Meet Amy Peeler
Amy Peeler is associate professor of New Testament at Wheaton College and Associate Rector at St. Mark’s Episcopal Church in Geneva, IL. Author of “You are My Son”: The Family of God in the Epistle to the Hebrews (T&T Clark, 2014) and co-author with Patrick Gray of Hebrews: An Introduction and Study Guide (T&T Clark, 2020). A study of the gender implications of the Incarnation entitled, Mother of God will be released with Eerdmans in Fall 2022, and her next major projects include a commentary on Hebrews and Mark. In addition to her passion for teaching Scripture, Peeler enjoys time with her family as well as running and CrossFit.
The First and Second Adam and Eve: Gender and Representative Humanity

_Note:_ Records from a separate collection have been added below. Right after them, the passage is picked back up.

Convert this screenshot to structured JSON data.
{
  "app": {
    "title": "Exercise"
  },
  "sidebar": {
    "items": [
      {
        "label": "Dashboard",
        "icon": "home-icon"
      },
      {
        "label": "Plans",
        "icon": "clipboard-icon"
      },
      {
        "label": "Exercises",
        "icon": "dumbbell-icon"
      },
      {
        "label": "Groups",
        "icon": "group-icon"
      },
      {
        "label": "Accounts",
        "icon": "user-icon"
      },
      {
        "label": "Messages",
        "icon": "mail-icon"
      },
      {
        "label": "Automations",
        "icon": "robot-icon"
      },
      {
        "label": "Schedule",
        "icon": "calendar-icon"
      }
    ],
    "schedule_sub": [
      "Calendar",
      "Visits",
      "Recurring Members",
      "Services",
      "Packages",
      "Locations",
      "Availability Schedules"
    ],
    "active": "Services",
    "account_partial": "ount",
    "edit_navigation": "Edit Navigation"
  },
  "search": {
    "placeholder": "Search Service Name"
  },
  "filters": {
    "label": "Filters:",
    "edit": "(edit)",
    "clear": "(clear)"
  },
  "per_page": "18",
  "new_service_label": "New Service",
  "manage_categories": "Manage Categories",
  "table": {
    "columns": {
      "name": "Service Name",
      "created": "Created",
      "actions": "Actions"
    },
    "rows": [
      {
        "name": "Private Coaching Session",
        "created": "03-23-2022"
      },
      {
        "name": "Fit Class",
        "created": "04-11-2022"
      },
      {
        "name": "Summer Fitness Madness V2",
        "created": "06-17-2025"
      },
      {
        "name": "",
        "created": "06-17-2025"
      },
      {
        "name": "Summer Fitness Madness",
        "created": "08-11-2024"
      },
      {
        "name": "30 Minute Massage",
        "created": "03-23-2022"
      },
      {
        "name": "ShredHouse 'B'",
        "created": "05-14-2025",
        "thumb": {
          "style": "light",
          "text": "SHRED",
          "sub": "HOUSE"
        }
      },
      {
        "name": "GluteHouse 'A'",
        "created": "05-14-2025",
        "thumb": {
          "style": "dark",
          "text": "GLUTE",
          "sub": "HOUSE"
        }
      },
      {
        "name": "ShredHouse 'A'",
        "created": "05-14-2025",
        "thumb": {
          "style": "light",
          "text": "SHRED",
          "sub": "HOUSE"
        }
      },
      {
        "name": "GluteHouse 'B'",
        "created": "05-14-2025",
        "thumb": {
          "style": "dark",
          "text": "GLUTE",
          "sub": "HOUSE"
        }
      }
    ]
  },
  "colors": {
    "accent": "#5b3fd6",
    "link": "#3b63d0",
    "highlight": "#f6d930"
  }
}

The Pauline corpus makes weighty claims about Adam, affirming humanity’s value as the handiwork of God as well as facing its dismal corruption due to sin. This creational narrative culminates for Paul in Jesus the Messiah whom he often casts as the second Adam (Rom 5; 1 Cor 15). Jesus is, in the language of Gen 1, the image of God, the one who affirms that which is good in humanity and the one who releases them from that which has bound them. None doubt that Paul includes the women to whom he is writing in this reality. They too are mortal and, in Christ, will become immortal. Death has lost its sting for all. Yet, the male particularity of the protagonists, Adam and Jesus, raises questions about sexual difference. In this paper, I investigate the place of Eve in Paul’s recounting of the creation narrative as a comparison with the way in which women are included in the redemption brought by the second Adam, Jesus the Messiah.